╭──

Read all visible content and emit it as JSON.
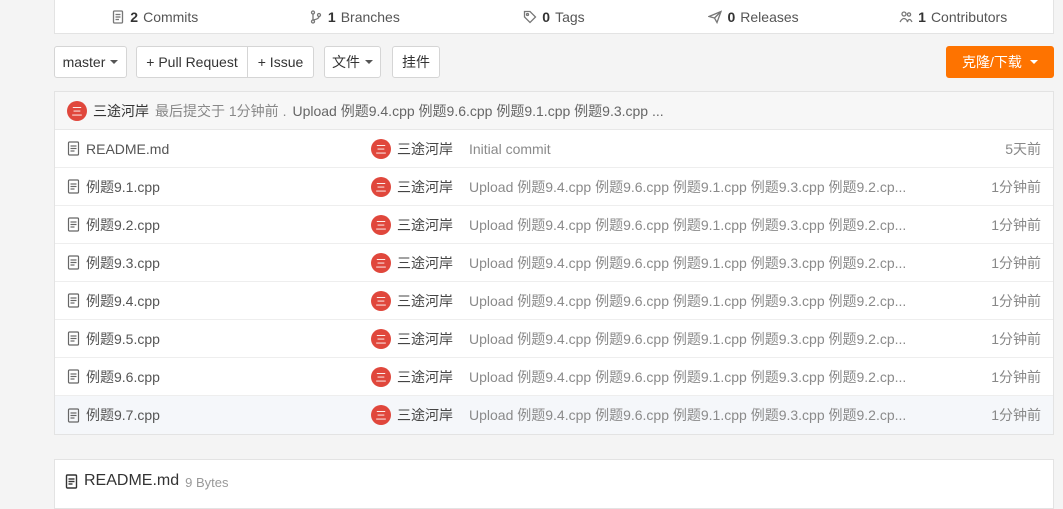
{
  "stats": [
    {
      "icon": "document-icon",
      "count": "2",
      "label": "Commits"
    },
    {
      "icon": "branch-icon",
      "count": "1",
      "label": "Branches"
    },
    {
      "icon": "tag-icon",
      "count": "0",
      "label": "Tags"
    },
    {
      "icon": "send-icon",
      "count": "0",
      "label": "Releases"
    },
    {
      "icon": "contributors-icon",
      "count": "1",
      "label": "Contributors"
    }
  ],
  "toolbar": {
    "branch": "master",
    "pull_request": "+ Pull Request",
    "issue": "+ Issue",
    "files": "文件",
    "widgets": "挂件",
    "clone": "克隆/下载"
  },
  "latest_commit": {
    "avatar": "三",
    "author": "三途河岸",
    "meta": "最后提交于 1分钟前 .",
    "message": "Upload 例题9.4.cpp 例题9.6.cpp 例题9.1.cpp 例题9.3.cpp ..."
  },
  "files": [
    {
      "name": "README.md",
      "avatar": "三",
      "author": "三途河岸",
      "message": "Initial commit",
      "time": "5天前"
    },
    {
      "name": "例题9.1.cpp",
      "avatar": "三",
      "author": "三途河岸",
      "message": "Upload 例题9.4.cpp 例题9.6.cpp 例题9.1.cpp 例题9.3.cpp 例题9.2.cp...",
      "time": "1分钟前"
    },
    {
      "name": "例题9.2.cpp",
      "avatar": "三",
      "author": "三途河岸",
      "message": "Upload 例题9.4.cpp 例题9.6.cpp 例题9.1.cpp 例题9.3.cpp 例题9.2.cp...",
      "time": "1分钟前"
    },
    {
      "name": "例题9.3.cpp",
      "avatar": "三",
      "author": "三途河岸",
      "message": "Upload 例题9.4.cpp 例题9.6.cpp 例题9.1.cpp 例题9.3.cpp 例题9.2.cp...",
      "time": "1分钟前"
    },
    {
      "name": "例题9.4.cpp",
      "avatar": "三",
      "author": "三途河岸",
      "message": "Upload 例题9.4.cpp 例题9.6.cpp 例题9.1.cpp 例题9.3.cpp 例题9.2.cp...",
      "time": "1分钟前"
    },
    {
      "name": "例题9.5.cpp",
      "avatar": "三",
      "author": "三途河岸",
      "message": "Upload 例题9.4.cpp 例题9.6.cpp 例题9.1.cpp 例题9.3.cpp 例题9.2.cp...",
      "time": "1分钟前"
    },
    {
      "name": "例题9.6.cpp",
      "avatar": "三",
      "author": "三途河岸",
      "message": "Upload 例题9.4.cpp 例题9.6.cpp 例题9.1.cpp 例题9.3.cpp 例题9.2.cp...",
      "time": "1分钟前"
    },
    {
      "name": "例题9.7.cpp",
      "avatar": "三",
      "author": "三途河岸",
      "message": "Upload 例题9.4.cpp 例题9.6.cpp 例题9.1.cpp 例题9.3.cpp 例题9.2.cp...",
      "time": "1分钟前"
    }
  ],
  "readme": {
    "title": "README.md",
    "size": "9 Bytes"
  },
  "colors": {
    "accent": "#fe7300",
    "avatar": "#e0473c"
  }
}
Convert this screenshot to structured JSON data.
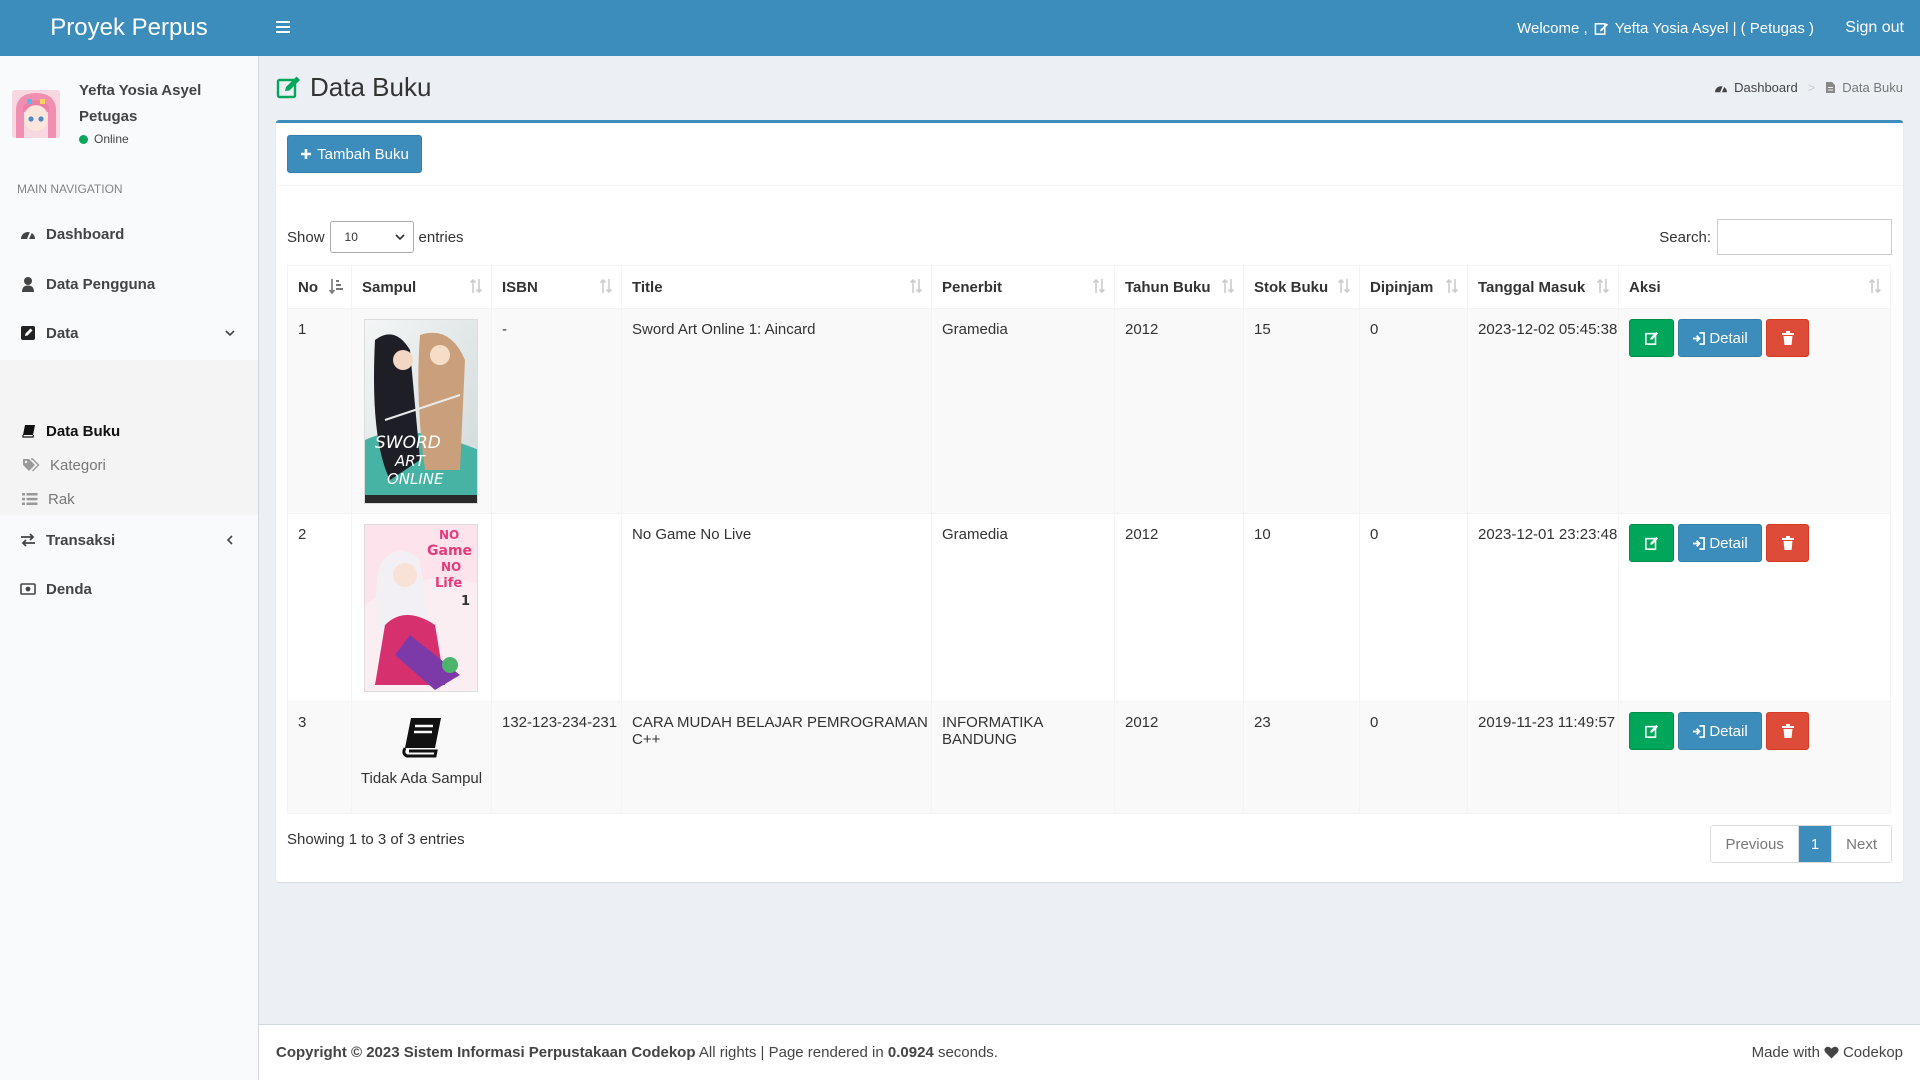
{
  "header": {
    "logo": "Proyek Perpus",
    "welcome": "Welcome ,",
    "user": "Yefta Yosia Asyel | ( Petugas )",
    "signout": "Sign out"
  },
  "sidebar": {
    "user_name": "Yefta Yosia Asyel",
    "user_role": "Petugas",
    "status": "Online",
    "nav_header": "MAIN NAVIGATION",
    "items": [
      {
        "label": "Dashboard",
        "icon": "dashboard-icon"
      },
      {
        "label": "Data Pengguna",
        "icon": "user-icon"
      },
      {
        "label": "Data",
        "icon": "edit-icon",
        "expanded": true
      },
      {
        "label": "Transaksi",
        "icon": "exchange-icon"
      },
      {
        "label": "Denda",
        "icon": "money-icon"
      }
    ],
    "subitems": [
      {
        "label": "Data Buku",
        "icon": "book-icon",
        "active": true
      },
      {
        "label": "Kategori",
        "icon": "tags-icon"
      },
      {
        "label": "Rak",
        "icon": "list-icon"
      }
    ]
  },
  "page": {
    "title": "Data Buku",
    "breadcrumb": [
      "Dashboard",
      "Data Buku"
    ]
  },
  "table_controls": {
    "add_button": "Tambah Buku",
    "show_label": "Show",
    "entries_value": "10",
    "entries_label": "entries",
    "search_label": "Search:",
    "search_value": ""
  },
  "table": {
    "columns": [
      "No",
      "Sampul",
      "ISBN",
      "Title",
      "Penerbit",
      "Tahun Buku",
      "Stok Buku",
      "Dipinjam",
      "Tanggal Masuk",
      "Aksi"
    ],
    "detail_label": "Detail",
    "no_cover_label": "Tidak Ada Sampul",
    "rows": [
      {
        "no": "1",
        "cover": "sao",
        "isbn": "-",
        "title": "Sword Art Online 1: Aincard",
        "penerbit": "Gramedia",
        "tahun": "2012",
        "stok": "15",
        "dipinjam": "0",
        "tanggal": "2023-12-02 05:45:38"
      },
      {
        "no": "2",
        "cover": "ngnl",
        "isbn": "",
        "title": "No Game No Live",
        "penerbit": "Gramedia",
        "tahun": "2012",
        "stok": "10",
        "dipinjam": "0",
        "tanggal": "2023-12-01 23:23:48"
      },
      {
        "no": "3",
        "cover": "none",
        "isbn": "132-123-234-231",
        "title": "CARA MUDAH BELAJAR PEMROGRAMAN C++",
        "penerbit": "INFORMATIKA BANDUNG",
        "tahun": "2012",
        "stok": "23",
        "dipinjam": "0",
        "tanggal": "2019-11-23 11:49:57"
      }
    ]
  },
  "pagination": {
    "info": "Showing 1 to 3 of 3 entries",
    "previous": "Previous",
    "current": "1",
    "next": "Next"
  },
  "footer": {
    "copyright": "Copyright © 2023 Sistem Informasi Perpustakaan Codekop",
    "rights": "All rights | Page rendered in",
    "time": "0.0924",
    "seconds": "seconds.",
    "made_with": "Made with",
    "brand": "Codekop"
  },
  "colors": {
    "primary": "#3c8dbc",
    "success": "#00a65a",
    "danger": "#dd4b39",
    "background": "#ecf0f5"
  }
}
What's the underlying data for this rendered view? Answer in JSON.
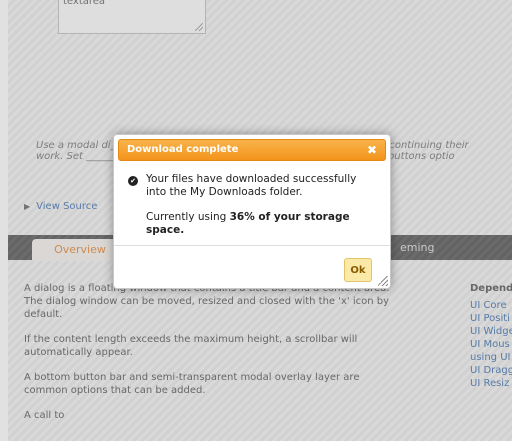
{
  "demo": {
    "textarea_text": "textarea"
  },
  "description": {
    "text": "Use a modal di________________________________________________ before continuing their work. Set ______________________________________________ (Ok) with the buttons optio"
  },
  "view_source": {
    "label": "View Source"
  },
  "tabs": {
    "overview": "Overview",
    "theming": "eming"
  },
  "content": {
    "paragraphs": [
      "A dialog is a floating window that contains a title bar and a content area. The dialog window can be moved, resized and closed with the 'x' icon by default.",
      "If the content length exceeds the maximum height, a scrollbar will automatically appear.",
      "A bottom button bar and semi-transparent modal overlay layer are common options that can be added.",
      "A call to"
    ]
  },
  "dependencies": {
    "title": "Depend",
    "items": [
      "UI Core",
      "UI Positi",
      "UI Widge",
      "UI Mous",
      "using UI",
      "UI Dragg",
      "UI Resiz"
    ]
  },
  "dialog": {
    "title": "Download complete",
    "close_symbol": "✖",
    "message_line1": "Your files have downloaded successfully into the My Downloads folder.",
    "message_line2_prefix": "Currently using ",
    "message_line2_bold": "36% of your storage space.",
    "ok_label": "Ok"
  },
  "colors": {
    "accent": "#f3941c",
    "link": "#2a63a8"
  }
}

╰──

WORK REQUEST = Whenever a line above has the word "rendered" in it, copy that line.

ANSWER BOX =
    "rights": "All rights | Page rendered in",
What's the underlying data for this rendered view? Answer in JSON.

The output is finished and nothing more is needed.